May 15, 2020
“Three things in human life are important: the first is to be kind, the second is to be kind and the third is to be kind.” ― Henry James
The American novelist Henry James made this astute observation about the concept of kindness in the late 19th century. Research has shown, for many years, how kind deeds or random acts of kindness not only enrich the lives of others but often bring increased joy to givers as well.
Learn more about kindness and how it can improve mental health and reduce stress in your or a loved one’s life.
Kindness and Its Impact on Stress
Stress is a common emotional, mental or physical response that will affect everyone at some point in life – whether it is a short-term occurrence or whether it happens repeatedly over time.
Stress exists (be it negative or positive) in everyone’s lives and is necessary for our development, growth and resiliency.
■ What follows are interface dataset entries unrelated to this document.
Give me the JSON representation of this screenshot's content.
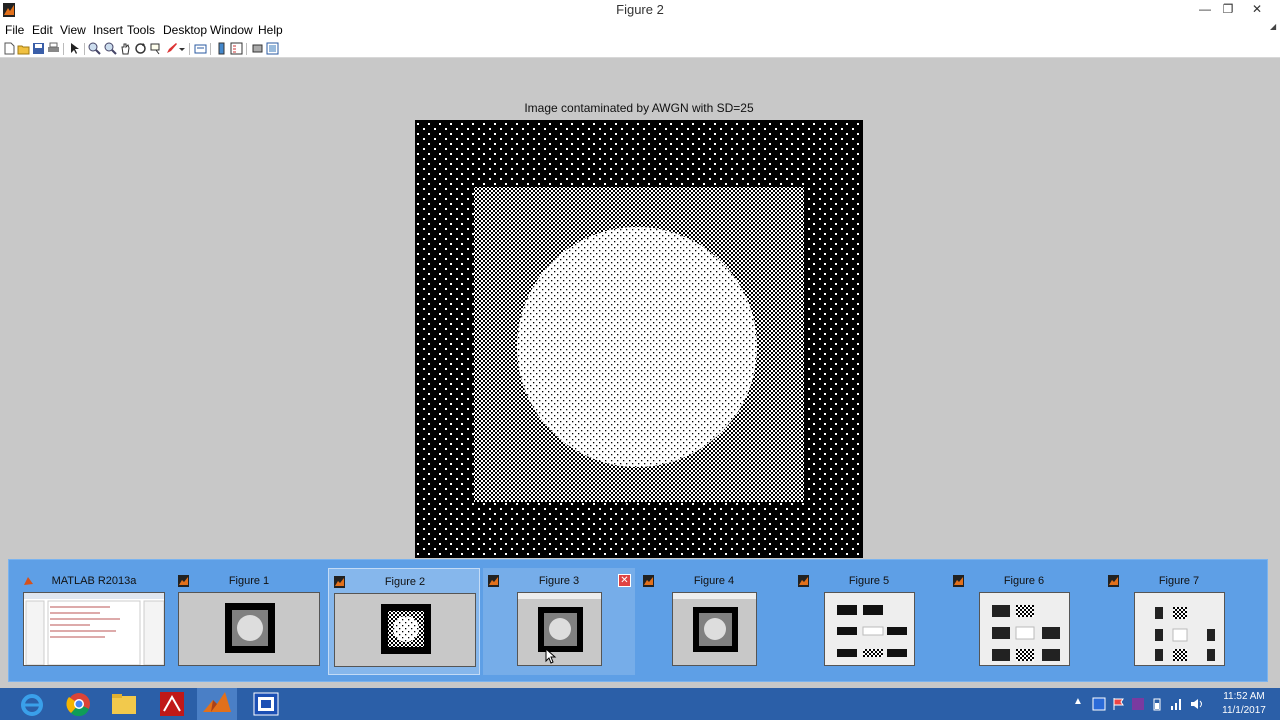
{
  "window": {
    "title": "Figure 2",
    "controls": {
      "minimize": "—",
      "maximize": "❐",
      "close": "✕"
    }
  },
  "menu": {
    "items": [
      "File",
      "Edit",
      "View",
      "Insert",
      "Tools",
      "Desktop",
      "Window",
      "Help"
    ],
    "collapse": "◢"
  },
  "toolbar": {
    "buttons": [
      "new-figure-icon",
      "open-file-icon",
      "save-icon",
      "print-icon",
      "edit-plot-icon",
      "zoom-in-icon",
      "zoom-out-icon",
      "pan-icon",
      "rotate-3d-icon",
      "data-cursor-icon",
      "brush-icon",
      "link-plot-icon",
      "colorbar-icon",
      "legend-icon",
      "hide-plot-tools-icon",
      "show-plot-tools-icon"
    ]
  },
  "plot": {
    "title": "Image contaminated by AWGN with SD=25"
  },
  "thumbnails": [
    {
      "label": "MATLAB R2013a",
      "icon": "matlab-logo-icon",
      "kind": "desktop"
    },
    {
      "label": "Figure 1",
      "icon": "matlab-figure-icon",
      "kind": "clean"
    },
    {
      "label": "Figure 2",
      "icon": "matlab-figure-icon",
      "kind": "noisy",
      "state": "selected"
    },
    {
      "label": "Figure 3",
      "icon": "matlab-figure-icon",
      "kind": "clean-titled",
      "state": "hovered",
      "close": "✕"
    },
    {
      "label": "Figure 4",
      "icon": "matlab-figure-icon",
      "kind": "clean-titled"
    },
    {
      "label": "Figure 5",
      "icon": "matlab-figure-icon",
      "kind": "grid"
    },
    {
      "label": "Figure 6",
      "icon": "matlab-figure-icon",
      "kind": "grid"
    },
    {
      "label": "Figure 7",
      "icon": "matlab-figure-icon",
      "kind": "grid"
    }
  ],
  "taskbar": {
    "apps": [
      "internet-explorer-icon",
      "chrome-icon",
      "file-explorer-icon",
      "acrobat-icon",
      "matlab-icon",
      "remote-app-icon"
    ],
    "active_app": "matlab-icon",
    "tray": [
      "show-hidden-icons-arrow",
      "network-app-icon",
      "flag-icon",
      "security-icon",
      "battery-icon",
      "signal-icon",
      "volume-icon"
    ],
    "tray_arrow": "▲",
    "time": "11:52 AM",
    "date": "11/1/2017"
  },
  "colors": {
    "taskbar": "#2b5fa8",
    "thumb_panel": "#5e9fe6",
    "figure_bg": "#c8c8c8"
  }
}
Though stress is a normal part of life, it can, unfortunately, increase to overwhelming stress, which can harm our health by affecting our ability to regulate our:
- Blood pressure
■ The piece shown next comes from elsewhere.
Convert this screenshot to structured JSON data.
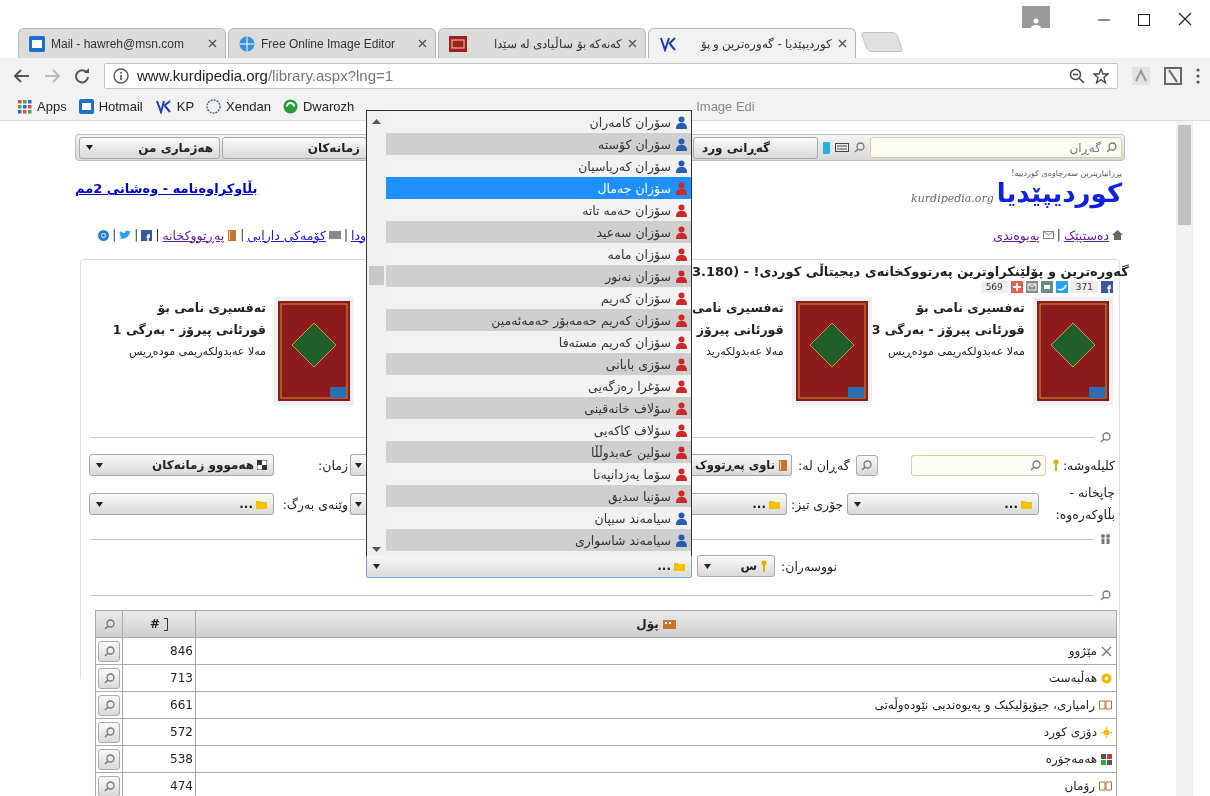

- Cardiovascular system
- Digestive system
- Immune system
- Nervous system
- Sleep cycles
Thankfully, the remedy for these symptoms of stress is being kind.
Though most people believe that the opposite of stress is feeling calm, at peace or relaxed, these actions only describe the absence of stress – it is, in fact, the act of kindness, that counteracts the impact of stress on your mental health and physical health.
Kindness reduces stress levels by producing the hormone oxytocin, which can improve your mood and overall well-being by producing positive emotions.
Sometimes called the “love hormone,” oxytocin counteracts the effects of stress by:
- Improving sleep cycles
- Protecting the cardiovascular system
- Protecting the digestive system
- Reducing adrenaline and cortisol
- Relaxing the nervous system
- Stimulating the immune system
Ways to Use Kindness to Reduce Stress
As with anything, the key to using kindness to reduce stress is to move toward repeated acts of it.
These acts, even if they are small acts of kindness, will become facilitated by empathy if practiced daily or frequently. This then stimulates the release of additional endorphins and oxytocin for both those receiving and showing kindness.
The reason why, is because empathy is created through experiences of acceptance, attunement, commitment and security with others. This empathy then becomes facilitated by our experiences, memories and self-worth, which allows us to accurately empathize with others, thereby releasing additional oxytocin and creating rewarding and safe relationships.
This relationship is best captured in the words of Dr. David R. Hamilton, author and organic chemist who studies the act of being kind, who states, “Empathy is the path to knowing what kindness to show to others.”
When acts of kindness can meet an individual emotionally, physically and relationally, then the magnitude of the positive effects of being kind are amplified. So, in sum, though kindness often seems like a gift we selflessly give to others, it is, in fact, a bigger gift to ourselves.